The example would be a lot of my patients say, “Well, if I take on the Spoon Theory, I have never got enough spoons to do ERP. It’s just too hard.” I’ll say, “You need to do ERP so that you can get your spoons back. Because these compulsions are taking up a lot of your time, or your depression is taking up a lot of your time. We have to do your calm work. For your future self, something else has to go. Something else has to go.” That might be that you don’t get as much exercise. Or like I said, you get a meal service, or that you get your laundry done, or you slow down a little, or you don’t see as many friends on the weekend.
A lot for me has been in COVID. As COVID has started to loosen up a little, it’s also going, “Wow, I’m feeling a little overwhelmed by all the social events.” I still think I need to be protective of my spoons here. Not that I’m avoiding them at all, I’m just making logical, compassionate, informed decisions based on the facts of the spoons that I have.

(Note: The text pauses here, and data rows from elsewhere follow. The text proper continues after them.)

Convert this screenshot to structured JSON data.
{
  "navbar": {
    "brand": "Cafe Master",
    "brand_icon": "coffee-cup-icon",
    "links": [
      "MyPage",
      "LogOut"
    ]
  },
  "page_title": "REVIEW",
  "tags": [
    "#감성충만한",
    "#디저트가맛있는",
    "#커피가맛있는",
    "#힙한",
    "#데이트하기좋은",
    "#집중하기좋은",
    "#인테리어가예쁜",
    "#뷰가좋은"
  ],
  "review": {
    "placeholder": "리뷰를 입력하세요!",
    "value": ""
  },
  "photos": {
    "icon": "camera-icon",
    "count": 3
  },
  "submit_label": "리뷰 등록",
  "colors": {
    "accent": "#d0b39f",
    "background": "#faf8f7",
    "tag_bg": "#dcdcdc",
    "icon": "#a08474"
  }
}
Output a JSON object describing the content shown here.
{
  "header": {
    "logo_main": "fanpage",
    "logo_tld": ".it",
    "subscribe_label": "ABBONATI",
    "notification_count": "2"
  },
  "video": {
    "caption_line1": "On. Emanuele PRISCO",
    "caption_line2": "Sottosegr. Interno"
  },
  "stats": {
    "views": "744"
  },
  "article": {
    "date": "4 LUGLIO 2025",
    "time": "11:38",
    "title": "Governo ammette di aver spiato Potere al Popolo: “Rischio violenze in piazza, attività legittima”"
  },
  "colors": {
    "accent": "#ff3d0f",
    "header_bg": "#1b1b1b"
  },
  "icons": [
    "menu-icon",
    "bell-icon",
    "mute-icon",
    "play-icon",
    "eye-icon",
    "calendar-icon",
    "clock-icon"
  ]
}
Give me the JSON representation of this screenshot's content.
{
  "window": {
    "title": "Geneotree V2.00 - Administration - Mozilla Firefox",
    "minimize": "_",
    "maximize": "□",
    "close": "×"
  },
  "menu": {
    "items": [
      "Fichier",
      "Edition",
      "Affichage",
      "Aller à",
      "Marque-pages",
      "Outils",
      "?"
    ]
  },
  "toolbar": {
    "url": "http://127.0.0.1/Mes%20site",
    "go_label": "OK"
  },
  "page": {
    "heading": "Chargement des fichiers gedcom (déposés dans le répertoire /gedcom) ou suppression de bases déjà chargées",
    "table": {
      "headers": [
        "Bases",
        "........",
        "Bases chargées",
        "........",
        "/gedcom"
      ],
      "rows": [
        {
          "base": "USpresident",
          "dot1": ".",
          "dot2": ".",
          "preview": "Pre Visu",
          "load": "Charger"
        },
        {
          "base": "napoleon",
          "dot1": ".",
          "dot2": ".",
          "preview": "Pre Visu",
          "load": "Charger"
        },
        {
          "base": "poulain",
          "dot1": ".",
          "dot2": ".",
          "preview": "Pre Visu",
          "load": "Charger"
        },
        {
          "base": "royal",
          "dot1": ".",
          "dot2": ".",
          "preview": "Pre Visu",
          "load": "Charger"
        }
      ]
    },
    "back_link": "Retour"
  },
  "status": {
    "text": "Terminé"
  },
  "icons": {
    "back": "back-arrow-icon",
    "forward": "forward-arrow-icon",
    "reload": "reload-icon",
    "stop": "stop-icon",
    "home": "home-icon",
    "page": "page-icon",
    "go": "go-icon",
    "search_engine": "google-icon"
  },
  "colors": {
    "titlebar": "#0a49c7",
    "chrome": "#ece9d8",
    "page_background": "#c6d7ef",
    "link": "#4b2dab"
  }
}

So I want you to think about this. Again, this is not science. I’m not saying ten spoons is all you get and all this stuff. It’s not a science, it’s a concept. I want you to think about it and see how it applies to you, because having a mental illness qualifies you for being someone who needs to take care of their spoons. Some people don’t like the spoon concept and they prefer to use it like a cup. Like my cup is full of energy, or it’s low on energy. How can I manage my energy levels? That’s fine too. It doesn’t have to be in this method. I just want you to think about how you can manage your exhaustion without letting everything go.
The alternative is, get really clear on what has to get done and what matters to you and rearrange the rest of it. Let some of it go. Don’t please all the people. Don’t please anybody. For me, again, I’m really trying to not think black and white, because that uses up spoons that I don’t have. Not to think catastrophic thoughts, like telling myself bad stuff is going to happen. I’m trying to not engage in that thinking because that uses up spoons that I don’t have. Not ruminating about something I’m angry about. No, I don’t have the spoons for that. The compassionate thing to do right now is to search the internet or to do what you enjoy. Do some crafts or take a nap, read, sit in nature, go slow walk, call a friend, whatever fills up your cup.
All right. That was a lot. I think what I’m going to say here is, a big piece of that is acceptance. That when you’re exhausted because you’re handling a medical or mental or physical disorder, it’s changing your expectations to more realistic expectations and accepting where you are, dropping the shoulds, dropping the I should and I could and all the things and start to take care of you. Start to ask for help.
I love you. That being said, you know what I’m going to say. It’s a beautiful day to do hard things, folks, and managing your exhaustion is a hard thing. Saying no is a hard thing. Saying yes is a hard thing. Please take care of yourself. Please honor what your body needs.
Sending you all love. I’m here for you. I’m loving on you. I am shouting you on. Thank you for joining me for 30 days. Do not give up. This is a 31-day challenge, but I ask that you take it for the next 31 years or 61 years or 91 years, or multiply, multiply, multiply. Do not give up on this practice. This is life. We have to do this work.
All right. Love you guys. Bye.